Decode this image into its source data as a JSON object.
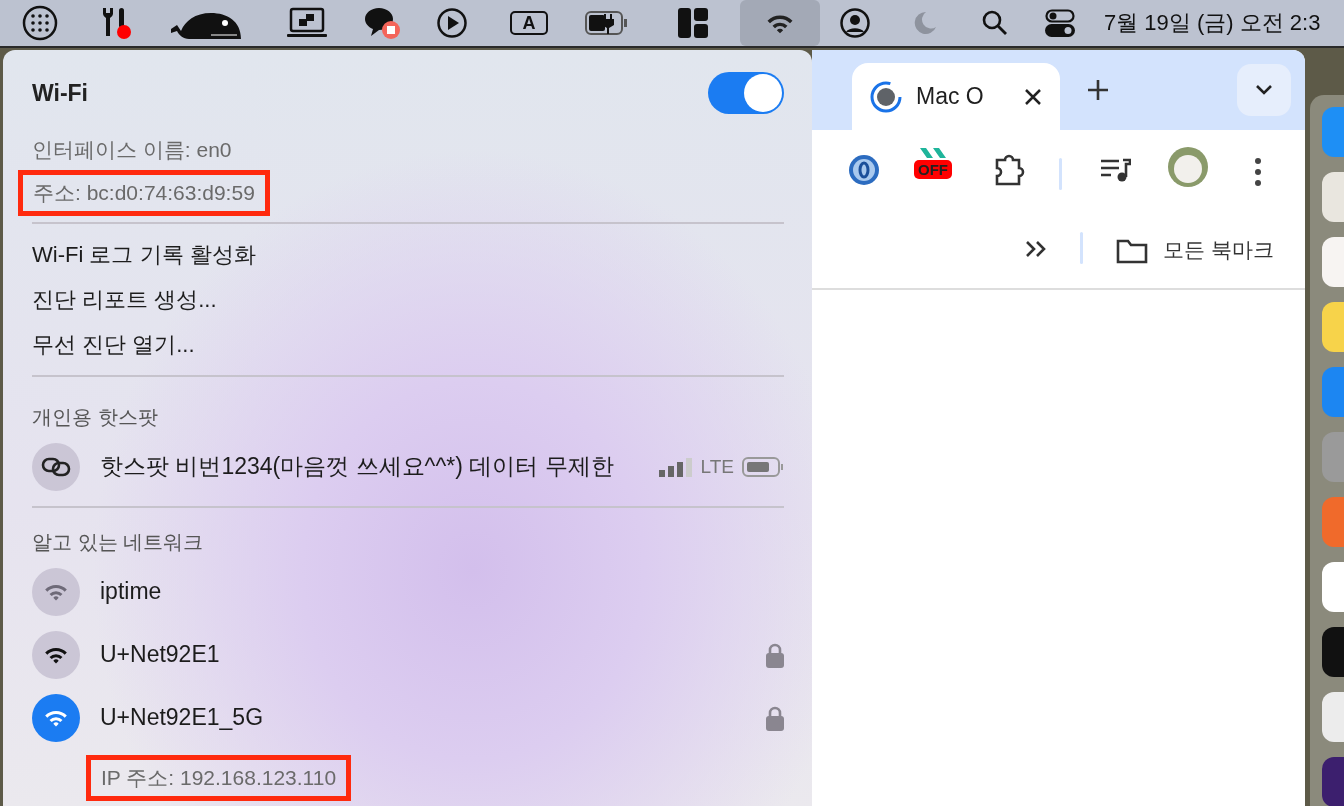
{
  "menu_bar": {
    "input_source": "A",
    "wifi_selected": true,
    "clock": "7월 19일 (금) 오전 2:3"
  },
  "wifi_panel": {
    "title": "Wi-Fi",
    "on": true,
    "info": [
      {
        "text": "인터페이스 이름: en0",
        "highlighted": false
      },
      {
        "text": "주소: bc:d0:74:63:d9:59",
        "highlighted": true
      }
    ],
    "actions": [
      "Wi-Fi 로그 기록 활성화",
      "진단 리포트 생성...",
      "무선 진단 열기..."
    ],
    "hotspot": {
      "heading": "개인용 핫스팟",
      "name": "핫스팟 비번1234(마음껏 쓰세요^^*) 데이터 무제한",
      "network": "LTE"
    },
    "known": {
      "heading": "알고 있는 네트워크",
      "networks": [
        {
          "name": "iptime",
          "connected": false,
          "dimmed": true,
          "locked": false
        },
        {
          "name": "U+Net92E1",
          "connected": false,
          "dimmed": false,
          "locked": true
        },
        {
          "name": "U+Net92E1_5G",
          "connected": true,
          "dimmed": false,
          "locked": true,
          "ip": "IP 주소: 192.168.123.110",
          "ip_highlighted": true
        }
      ]
    }
  },
  "browser": {
    "tab": {
      "title": "Mac O",
      "selected": true
    },
    "extension_badge": "OFF",
    "bookmarks": "모든 북마크"
  }
}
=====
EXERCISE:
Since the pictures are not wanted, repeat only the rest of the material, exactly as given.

RESPONSE FOR THIS EXERCISE:
Decode this image into its source data as a JSON object.
{
  "menu_bar": {
    "input_source": "A",
    "wifi_selected": true,
    "clock": "7월 19일 (금) 오전 2:3"
  },
  "wifi_panel": {
    "title": "Wi-Fi",
    "on": true,
    "info": [
      {
        "text": "인터페이스 이름: en0",
        "highlighted": false
      },
      {
        "text": "주소: bc:d0:74:63:d9:59",
        "highlighted": true
      }
    ],
    "actions": [
      "Wi-Fi 로그 기록 활성화",
      "진단 리포트 생성...",
      "무선 진단 열기..."
    ],
    "hotspot": {
      "heading": "개인용 핫스팟",
      "name": "핫스팟 비번1234(마음껏 쓰세요^^*) 데이터 무제한",
      "network": "LTE"
    },
    "known": {
      "heading": "알고 있는 네트워크",
      "networks": [
        {
          "name": "iptime",
          "connected": false,
          "dimmed": true,
          "locked": false
        },
        {
          "name": "U+Net92E1",
          "connected": false,
          "dimmed": false,
          "locked": true
        },
        {
          "name": "U+Net92E1_5G",
          "connected": true,
          "dimmed": false,
          "locked": true,
          "ip": "IP 주소: 192.168.123.110",
          "ip_highlighted": true
        }
      ]
    }
  },
  "browser": {
    "tab": {
      "title": "Mac O",
      "selected": true
    },
    "extension_badge": "OFF",
    "bookmarks": "모든 북마크"
  }
}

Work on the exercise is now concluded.